(ASSIGNMENT): Identify each line below containing the string "JSON" and copy it.

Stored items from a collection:
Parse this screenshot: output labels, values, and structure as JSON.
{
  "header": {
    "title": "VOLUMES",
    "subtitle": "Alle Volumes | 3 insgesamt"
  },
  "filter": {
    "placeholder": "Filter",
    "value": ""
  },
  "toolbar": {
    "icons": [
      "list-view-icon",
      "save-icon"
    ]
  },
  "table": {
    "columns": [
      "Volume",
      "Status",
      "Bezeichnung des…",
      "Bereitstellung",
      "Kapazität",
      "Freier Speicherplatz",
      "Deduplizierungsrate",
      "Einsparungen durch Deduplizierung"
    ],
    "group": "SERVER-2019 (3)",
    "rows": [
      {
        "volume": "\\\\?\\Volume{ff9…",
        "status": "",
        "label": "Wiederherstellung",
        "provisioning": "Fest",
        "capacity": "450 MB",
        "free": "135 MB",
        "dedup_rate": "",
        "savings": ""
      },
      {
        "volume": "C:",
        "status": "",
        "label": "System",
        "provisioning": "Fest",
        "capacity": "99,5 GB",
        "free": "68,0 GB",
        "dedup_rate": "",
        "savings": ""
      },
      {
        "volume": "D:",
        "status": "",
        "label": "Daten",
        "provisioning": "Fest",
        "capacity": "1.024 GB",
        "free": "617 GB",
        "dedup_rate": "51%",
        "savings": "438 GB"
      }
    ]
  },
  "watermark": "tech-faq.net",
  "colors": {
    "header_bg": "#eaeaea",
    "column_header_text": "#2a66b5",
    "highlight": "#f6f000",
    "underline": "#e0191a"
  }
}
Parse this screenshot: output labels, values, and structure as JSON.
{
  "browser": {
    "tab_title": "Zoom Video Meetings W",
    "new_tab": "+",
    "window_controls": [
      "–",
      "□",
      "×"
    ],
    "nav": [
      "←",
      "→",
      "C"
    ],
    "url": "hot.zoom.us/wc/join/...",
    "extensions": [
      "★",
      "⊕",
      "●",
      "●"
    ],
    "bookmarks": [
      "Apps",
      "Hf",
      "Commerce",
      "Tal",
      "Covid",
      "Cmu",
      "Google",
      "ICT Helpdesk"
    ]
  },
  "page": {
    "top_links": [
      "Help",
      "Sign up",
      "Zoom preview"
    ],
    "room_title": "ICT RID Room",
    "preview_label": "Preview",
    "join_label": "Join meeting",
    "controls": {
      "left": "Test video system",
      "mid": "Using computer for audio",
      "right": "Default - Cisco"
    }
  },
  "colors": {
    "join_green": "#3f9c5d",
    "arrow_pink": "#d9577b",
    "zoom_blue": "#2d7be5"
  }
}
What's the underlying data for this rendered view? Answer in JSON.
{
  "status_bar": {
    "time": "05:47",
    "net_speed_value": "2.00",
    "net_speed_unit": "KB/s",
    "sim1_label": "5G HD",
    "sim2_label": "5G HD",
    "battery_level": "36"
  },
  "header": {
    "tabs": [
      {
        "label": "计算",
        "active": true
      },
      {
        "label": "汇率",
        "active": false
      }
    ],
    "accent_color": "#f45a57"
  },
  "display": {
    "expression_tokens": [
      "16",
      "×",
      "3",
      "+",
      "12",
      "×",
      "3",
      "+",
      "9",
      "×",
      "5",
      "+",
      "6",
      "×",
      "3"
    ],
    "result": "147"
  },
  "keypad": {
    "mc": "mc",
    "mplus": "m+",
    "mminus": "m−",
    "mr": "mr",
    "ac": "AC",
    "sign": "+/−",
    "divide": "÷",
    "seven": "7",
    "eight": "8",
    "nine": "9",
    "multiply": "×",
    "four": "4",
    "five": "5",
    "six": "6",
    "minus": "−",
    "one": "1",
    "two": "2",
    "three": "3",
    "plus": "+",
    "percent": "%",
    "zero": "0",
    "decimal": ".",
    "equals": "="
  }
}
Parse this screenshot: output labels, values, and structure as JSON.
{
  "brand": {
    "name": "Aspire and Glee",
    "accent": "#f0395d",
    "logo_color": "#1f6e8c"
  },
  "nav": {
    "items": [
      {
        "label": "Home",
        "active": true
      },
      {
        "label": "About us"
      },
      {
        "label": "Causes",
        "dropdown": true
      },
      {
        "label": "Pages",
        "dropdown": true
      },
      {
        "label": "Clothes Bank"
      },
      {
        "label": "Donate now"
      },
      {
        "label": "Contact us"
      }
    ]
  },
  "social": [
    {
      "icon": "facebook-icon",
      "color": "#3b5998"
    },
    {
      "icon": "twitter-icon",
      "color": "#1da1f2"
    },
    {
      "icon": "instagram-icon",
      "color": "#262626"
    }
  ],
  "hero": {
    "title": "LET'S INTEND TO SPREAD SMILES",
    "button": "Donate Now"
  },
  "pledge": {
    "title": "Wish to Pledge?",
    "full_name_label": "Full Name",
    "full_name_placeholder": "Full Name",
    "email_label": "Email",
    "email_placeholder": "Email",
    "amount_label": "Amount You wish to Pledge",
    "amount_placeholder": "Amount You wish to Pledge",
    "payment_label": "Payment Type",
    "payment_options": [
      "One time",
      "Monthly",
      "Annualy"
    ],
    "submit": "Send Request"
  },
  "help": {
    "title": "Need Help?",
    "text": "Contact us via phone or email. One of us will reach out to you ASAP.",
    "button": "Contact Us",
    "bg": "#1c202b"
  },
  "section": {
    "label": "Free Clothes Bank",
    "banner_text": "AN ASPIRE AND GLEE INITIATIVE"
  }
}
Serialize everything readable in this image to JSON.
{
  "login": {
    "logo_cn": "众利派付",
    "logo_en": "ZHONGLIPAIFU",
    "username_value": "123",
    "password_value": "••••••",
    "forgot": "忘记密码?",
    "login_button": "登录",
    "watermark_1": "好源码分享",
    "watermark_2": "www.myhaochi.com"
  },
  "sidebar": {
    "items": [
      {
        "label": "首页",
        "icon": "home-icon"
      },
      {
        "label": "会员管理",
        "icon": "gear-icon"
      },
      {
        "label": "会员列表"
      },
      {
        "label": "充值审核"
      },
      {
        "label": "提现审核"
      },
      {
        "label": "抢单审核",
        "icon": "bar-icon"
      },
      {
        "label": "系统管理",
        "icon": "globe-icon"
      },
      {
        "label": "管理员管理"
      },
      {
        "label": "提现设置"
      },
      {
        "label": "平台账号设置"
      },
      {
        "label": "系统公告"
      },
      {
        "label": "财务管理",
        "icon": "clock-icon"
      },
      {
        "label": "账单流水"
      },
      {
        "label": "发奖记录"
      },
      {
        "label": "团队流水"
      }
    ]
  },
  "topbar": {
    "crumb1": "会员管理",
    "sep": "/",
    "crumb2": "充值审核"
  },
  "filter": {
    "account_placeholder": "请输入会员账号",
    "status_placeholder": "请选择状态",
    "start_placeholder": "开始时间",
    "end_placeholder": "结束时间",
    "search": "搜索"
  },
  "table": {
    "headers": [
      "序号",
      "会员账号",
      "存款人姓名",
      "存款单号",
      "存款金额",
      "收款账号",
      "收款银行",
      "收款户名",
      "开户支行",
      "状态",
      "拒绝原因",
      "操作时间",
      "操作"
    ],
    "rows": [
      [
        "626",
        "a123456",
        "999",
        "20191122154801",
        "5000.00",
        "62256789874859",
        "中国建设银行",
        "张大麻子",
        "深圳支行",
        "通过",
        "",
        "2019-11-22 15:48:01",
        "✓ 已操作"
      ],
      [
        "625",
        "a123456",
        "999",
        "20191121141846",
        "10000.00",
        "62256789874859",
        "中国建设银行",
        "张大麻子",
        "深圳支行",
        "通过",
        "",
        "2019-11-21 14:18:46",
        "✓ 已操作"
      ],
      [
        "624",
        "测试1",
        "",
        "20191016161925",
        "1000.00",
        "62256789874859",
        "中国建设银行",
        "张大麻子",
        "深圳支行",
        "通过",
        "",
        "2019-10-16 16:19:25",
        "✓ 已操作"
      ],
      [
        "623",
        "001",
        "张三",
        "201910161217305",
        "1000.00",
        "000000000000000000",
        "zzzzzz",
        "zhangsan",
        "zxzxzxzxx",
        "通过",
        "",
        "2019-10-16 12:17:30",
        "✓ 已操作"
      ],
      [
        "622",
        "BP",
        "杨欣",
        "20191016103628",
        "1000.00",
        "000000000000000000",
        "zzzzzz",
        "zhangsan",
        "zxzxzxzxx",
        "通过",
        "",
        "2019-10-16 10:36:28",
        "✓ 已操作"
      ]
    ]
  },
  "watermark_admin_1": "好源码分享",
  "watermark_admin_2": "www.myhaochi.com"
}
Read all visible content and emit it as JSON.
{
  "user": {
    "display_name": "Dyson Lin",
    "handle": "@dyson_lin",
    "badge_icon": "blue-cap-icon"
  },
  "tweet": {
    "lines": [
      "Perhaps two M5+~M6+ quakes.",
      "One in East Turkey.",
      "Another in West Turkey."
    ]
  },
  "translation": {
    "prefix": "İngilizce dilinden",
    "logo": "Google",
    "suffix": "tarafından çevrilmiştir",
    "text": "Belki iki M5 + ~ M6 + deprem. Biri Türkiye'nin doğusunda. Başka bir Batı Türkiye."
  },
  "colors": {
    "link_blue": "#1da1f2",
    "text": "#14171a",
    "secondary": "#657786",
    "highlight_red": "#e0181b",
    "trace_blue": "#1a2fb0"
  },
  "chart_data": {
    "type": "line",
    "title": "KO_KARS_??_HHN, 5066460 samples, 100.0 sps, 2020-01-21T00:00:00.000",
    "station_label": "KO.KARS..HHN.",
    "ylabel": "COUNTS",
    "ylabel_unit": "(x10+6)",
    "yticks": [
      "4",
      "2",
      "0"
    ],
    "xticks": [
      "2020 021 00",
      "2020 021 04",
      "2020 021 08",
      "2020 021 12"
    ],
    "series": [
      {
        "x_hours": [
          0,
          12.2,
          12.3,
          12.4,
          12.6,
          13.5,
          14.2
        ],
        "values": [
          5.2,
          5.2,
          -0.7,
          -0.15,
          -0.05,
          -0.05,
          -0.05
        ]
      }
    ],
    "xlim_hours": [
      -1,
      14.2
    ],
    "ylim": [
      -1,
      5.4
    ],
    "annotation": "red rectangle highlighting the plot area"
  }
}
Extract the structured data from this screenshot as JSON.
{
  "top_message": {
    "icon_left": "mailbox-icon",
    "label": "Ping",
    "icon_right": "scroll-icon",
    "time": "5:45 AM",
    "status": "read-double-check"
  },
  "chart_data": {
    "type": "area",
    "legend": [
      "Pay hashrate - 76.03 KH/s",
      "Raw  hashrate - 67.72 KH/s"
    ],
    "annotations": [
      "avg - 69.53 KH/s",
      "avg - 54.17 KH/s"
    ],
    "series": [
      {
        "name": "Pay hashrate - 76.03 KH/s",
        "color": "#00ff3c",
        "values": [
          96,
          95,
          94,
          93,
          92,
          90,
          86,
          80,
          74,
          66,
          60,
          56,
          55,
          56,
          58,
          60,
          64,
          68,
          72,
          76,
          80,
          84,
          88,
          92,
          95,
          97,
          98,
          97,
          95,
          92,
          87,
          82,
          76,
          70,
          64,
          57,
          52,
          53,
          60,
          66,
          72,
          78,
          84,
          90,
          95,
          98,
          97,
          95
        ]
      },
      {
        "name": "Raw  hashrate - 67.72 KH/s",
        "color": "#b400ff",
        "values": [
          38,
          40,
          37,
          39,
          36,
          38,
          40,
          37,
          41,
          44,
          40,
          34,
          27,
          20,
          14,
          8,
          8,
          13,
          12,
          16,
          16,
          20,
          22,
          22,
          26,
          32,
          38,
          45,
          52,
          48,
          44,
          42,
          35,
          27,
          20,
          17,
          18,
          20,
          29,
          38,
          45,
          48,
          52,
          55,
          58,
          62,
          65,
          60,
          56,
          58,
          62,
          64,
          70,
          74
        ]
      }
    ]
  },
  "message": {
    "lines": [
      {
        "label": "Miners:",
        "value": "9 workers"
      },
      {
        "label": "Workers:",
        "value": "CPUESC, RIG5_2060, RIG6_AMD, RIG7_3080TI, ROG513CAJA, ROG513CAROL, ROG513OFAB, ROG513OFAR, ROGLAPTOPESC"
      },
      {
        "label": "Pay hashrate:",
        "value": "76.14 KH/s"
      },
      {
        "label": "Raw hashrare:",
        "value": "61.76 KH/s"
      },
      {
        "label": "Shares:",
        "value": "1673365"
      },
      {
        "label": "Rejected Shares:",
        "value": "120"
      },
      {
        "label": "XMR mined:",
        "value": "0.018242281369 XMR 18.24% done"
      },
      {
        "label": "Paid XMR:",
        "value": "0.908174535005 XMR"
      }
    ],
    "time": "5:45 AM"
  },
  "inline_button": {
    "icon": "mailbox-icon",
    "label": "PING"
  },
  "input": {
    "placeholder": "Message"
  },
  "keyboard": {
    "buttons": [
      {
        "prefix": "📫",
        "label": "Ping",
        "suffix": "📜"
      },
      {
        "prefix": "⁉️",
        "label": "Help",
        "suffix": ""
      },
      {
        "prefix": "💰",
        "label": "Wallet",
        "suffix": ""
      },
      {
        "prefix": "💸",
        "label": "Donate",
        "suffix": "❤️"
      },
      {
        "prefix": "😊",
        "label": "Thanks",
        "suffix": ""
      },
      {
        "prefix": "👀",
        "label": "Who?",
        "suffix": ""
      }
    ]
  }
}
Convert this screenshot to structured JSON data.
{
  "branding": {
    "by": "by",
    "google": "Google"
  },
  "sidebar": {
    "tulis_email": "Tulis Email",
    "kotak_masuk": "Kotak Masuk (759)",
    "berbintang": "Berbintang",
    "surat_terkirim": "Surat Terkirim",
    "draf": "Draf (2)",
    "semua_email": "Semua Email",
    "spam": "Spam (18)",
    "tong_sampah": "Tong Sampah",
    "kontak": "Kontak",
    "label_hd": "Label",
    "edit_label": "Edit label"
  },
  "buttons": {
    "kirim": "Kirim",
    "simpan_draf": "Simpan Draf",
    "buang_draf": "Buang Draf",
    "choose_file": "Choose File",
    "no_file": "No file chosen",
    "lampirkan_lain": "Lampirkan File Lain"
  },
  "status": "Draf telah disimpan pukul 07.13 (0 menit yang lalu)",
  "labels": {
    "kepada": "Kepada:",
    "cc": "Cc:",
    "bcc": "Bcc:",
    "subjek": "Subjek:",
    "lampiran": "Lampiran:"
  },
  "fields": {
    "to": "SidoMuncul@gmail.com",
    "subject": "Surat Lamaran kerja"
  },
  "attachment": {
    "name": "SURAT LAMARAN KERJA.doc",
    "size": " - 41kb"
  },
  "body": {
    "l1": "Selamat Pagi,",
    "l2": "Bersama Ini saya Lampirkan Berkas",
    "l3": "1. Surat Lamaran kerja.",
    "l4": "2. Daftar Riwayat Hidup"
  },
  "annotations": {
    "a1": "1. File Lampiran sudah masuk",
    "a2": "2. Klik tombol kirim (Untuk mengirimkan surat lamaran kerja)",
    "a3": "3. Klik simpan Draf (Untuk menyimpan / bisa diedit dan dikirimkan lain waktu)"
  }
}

(WRITTEN RESPONSE):
Parse this screenshot: output labels, values, and structure as JSON.
Parse this screenshot: output labels, values, and structure as JSON.
What's the underlying data for this rendered view? Answer in JSON.
Parse this screenshot: output labels, values, and structure as JSON.
Serialize everything readable in this image to JSON.
Read all visible content and emit it as JSON.
Extract the structured data from this screenshot as JSON.
Convert this screenshot to structured JSON data.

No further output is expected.